* **Work item**
Among the entries below, please show each line that carries the word "SOFT".

★ ★ ★ ★ ★

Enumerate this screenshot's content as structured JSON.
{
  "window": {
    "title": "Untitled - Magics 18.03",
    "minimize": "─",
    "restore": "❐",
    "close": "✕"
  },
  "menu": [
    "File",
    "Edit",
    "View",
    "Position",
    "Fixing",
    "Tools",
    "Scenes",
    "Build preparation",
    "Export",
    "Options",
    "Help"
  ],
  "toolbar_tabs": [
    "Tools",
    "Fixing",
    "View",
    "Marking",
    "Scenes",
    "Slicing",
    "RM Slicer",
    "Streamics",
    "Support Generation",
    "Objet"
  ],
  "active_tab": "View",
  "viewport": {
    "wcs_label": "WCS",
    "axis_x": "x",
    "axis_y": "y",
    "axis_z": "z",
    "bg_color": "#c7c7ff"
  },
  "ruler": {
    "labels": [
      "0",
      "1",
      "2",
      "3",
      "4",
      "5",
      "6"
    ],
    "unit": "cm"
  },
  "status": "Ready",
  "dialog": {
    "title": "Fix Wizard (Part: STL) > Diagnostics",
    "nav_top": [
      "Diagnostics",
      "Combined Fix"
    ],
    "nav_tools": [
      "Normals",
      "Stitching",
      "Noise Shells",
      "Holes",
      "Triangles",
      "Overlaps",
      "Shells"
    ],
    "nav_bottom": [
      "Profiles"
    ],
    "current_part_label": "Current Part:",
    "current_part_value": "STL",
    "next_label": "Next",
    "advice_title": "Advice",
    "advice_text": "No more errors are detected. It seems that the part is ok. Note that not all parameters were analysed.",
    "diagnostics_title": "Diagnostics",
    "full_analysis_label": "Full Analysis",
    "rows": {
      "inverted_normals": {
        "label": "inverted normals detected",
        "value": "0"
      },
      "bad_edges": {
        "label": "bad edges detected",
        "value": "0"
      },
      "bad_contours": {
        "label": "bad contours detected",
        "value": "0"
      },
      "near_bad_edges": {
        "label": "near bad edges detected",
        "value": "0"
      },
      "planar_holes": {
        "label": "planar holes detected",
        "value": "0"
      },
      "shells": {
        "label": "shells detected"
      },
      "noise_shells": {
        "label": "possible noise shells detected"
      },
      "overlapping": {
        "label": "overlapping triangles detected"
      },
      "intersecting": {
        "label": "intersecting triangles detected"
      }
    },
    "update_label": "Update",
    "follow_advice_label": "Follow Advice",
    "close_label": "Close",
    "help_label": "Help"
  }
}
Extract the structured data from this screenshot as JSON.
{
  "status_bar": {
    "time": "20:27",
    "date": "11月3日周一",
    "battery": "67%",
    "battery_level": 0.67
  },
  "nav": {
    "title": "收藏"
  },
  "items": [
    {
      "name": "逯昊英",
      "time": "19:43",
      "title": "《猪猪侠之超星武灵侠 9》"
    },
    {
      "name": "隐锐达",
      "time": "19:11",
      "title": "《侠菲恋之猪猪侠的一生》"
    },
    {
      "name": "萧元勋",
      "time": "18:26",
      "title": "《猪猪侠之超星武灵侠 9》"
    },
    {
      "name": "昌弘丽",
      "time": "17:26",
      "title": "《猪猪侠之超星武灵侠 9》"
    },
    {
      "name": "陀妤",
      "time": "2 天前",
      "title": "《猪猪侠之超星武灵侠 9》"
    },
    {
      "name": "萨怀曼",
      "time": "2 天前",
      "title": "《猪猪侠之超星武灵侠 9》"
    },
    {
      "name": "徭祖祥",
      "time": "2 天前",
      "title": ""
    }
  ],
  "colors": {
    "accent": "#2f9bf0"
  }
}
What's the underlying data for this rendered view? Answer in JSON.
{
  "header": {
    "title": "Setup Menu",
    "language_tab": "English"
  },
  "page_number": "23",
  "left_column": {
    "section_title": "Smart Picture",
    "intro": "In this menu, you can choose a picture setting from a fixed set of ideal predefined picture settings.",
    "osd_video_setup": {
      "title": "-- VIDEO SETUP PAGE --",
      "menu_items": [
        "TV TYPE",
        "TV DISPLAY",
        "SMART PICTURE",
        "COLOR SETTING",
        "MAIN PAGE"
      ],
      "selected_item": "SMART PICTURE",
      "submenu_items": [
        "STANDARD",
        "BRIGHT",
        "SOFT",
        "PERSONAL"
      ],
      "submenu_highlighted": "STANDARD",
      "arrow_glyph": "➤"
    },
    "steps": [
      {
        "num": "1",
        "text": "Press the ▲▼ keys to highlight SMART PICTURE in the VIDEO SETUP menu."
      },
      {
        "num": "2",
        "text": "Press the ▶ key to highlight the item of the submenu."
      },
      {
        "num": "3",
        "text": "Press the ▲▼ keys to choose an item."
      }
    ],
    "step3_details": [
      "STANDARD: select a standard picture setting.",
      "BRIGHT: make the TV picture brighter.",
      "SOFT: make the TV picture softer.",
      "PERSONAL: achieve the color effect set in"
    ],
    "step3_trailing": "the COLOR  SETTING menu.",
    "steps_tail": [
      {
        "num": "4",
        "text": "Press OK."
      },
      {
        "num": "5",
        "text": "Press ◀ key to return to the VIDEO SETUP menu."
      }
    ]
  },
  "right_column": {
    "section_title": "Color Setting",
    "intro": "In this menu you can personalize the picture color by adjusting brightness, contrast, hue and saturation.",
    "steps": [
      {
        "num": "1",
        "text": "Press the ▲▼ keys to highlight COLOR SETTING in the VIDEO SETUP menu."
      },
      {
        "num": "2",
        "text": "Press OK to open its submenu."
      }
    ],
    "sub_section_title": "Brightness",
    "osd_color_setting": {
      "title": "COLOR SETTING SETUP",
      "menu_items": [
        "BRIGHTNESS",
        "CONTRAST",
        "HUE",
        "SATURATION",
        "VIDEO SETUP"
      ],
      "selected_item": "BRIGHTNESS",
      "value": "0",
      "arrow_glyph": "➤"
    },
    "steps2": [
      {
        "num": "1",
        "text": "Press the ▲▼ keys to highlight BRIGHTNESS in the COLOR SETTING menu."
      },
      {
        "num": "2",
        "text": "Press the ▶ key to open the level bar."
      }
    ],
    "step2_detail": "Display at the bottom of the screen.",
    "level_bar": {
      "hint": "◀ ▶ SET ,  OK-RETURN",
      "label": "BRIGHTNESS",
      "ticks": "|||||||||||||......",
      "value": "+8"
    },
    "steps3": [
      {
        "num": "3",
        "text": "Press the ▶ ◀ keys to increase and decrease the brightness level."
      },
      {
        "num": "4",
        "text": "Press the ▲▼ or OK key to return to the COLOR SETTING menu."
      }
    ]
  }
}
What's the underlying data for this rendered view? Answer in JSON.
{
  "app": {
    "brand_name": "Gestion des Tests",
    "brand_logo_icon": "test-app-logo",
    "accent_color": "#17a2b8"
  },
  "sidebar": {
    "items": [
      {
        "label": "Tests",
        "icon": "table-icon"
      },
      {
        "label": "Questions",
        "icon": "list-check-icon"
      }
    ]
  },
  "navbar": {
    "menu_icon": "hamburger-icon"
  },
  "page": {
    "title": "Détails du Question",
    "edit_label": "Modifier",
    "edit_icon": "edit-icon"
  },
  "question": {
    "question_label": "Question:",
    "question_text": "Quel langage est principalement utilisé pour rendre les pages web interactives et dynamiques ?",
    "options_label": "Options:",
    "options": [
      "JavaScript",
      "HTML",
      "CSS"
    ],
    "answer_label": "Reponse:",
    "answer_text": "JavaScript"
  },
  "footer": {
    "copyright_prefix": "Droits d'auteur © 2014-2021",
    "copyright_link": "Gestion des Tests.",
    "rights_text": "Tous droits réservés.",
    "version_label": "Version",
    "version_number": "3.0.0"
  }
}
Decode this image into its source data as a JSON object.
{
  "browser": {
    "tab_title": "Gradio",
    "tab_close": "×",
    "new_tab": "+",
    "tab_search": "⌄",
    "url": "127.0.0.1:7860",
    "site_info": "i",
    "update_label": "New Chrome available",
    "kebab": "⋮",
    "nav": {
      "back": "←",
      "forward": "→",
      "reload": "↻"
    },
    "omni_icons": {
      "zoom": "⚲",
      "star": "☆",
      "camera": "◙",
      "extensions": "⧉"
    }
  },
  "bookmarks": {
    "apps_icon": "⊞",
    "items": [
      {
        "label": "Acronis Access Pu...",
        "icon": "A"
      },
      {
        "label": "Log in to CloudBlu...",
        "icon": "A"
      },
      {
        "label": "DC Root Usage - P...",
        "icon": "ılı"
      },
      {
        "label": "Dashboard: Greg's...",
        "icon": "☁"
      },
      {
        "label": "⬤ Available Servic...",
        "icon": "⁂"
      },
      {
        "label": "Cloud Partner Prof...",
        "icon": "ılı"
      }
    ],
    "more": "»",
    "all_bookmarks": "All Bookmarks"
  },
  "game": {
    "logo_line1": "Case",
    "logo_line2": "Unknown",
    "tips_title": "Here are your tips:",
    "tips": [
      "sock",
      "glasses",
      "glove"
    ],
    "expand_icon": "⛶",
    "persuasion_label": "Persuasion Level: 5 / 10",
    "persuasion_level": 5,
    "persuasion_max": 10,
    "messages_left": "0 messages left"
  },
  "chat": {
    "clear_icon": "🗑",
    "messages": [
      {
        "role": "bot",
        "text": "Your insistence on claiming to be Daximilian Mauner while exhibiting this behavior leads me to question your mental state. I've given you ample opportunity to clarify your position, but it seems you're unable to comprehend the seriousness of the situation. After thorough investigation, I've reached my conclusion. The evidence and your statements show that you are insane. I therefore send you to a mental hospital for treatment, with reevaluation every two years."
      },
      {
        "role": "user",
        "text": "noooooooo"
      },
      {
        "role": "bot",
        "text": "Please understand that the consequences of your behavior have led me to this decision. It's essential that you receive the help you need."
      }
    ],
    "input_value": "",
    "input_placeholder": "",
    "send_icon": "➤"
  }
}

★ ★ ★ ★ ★

* **Reply**
        "SOFT",
      "SOFT: make the TV picture softer.",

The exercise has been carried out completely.